- **WORK INSTRUCTIONS**: Identify all lines in the listing that include the word "nabídky", and copy them out.

- **INPUT MATERIAL**:
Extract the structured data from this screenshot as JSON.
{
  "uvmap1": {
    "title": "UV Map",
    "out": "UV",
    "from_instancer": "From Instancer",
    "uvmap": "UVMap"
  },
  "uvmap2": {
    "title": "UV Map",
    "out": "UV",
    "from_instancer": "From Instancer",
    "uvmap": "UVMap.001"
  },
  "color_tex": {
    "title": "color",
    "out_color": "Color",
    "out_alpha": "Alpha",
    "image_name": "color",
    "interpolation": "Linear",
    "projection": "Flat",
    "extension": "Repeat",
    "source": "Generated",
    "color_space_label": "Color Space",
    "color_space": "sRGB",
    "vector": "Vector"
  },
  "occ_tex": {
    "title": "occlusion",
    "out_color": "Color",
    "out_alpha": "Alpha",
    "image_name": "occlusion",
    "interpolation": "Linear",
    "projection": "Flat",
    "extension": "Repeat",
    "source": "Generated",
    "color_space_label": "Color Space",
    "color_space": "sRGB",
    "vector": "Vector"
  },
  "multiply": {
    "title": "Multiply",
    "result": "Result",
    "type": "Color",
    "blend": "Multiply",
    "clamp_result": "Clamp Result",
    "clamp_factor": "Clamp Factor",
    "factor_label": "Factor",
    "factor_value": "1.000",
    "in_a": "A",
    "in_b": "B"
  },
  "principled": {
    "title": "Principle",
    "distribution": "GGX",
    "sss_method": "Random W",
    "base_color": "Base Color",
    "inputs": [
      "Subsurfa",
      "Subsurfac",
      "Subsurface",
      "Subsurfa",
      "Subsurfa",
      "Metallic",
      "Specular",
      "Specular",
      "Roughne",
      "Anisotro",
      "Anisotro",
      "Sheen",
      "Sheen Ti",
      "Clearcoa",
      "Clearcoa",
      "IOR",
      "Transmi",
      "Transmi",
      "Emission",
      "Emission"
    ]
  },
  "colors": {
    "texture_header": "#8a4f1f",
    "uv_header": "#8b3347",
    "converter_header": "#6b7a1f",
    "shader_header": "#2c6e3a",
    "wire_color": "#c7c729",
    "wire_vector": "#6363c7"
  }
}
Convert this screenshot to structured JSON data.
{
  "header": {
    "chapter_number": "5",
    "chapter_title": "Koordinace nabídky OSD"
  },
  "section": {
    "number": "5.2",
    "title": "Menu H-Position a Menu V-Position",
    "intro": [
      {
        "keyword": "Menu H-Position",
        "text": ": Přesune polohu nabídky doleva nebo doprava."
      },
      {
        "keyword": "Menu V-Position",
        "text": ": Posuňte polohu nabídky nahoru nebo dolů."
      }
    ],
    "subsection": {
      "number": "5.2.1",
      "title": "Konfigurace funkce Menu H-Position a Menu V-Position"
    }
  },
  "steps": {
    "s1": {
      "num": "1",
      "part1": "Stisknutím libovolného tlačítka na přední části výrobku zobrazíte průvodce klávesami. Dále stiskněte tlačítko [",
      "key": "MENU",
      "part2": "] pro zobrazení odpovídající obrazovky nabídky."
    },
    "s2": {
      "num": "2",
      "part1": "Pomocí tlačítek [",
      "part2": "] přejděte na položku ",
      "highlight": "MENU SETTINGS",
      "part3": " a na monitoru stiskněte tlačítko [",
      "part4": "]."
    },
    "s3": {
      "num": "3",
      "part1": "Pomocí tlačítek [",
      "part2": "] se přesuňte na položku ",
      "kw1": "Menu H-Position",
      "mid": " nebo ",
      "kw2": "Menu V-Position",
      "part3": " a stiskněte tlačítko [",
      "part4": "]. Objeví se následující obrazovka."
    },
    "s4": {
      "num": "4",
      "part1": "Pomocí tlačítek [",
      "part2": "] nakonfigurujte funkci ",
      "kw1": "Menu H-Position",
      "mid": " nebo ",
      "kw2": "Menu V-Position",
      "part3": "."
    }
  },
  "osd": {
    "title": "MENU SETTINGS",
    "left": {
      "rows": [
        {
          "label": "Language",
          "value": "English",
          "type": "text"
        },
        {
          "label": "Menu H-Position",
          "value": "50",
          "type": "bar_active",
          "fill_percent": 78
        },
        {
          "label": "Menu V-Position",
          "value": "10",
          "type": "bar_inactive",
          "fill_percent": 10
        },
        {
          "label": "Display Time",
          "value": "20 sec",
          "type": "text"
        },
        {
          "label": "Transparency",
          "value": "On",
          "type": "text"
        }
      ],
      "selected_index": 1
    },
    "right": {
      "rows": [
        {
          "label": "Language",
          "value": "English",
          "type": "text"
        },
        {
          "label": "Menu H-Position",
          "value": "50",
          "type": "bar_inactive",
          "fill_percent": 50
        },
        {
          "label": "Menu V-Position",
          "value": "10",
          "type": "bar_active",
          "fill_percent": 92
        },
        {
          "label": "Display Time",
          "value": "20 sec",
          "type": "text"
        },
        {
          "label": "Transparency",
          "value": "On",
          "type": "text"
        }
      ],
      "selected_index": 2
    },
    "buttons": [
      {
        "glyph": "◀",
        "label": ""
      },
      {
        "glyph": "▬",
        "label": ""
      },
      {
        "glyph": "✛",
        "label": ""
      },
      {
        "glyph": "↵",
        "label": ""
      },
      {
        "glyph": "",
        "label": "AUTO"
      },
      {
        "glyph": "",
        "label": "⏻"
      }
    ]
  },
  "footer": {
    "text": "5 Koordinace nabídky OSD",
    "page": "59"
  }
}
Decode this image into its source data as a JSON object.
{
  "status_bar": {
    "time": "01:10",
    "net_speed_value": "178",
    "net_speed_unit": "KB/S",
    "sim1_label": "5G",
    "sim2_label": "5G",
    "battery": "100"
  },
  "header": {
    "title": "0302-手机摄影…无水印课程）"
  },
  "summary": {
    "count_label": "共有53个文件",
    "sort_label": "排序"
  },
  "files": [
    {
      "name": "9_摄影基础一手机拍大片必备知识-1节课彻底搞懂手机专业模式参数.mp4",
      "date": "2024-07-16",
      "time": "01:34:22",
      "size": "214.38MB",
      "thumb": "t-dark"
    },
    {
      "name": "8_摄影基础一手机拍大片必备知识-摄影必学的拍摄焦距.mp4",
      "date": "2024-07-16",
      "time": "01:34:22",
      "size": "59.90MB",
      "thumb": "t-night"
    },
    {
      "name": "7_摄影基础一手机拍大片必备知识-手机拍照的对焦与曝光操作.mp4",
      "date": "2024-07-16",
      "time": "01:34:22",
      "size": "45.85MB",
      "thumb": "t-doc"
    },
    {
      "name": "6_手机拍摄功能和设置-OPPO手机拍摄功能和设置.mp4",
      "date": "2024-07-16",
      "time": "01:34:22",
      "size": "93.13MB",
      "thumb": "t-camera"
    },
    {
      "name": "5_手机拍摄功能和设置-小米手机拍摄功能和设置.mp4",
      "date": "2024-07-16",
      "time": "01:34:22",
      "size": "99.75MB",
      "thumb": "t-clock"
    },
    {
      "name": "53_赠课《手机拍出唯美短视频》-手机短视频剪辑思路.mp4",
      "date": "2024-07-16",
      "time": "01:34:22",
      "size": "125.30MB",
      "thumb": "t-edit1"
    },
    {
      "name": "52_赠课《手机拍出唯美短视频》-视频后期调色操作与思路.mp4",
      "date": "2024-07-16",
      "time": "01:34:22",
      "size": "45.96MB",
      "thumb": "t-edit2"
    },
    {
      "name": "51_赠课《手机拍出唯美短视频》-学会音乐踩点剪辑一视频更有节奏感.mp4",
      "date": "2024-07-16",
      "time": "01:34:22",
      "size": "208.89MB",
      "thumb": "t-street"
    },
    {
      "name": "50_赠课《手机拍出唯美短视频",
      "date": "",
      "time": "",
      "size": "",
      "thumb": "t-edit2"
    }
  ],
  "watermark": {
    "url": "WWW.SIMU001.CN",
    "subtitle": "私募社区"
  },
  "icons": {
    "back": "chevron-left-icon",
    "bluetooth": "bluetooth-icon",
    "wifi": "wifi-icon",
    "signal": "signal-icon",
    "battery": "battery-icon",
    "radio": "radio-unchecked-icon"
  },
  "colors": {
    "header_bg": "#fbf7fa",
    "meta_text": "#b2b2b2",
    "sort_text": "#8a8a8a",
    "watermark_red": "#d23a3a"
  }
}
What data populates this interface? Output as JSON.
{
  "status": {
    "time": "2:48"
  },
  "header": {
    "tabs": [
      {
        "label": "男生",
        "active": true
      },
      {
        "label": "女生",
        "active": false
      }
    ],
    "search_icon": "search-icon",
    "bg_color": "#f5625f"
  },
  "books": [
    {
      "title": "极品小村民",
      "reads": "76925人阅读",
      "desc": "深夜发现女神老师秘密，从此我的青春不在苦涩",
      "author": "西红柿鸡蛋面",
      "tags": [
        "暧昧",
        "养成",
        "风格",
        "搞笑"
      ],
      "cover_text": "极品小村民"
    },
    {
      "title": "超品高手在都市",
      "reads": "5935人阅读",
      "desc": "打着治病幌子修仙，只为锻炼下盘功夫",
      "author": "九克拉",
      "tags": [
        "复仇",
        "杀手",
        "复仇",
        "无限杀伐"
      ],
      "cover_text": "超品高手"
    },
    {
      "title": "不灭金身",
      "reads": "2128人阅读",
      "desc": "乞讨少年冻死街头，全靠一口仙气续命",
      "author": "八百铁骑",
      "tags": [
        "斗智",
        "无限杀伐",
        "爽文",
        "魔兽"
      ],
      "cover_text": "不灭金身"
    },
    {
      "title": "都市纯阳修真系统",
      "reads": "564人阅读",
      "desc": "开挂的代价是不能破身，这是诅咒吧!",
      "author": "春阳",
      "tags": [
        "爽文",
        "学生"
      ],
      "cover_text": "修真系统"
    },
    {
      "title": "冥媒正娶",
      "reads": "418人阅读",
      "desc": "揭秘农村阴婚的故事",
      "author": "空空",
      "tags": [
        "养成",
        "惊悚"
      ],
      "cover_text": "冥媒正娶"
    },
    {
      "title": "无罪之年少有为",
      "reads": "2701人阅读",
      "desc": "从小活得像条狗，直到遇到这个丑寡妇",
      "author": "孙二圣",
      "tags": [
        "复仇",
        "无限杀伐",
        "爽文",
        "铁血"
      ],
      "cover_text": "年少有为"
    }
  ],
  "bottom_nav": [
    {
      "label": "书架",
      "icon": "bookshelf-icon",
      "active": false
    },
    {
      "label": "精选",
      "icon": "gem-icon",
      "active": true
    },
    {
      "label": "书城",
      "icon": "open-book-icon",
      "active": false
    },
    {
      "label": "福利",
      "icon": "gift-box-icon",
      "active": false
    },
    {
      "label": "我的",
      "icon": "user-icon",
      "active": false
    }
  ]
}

- **ANSWER SECTION**:
    "chapter_title": "Koordinace nabídky OSD"
        "text": ": Přesune polohu nabídky doleva nebo doprava."
        "text": ": Posuňte polohu nabídky nahoru nebo dolů."
      "part2": "] pro zobrazení odpovídající obrazovky nabídky."
    "text": "5 Koordinace nabídky OSD",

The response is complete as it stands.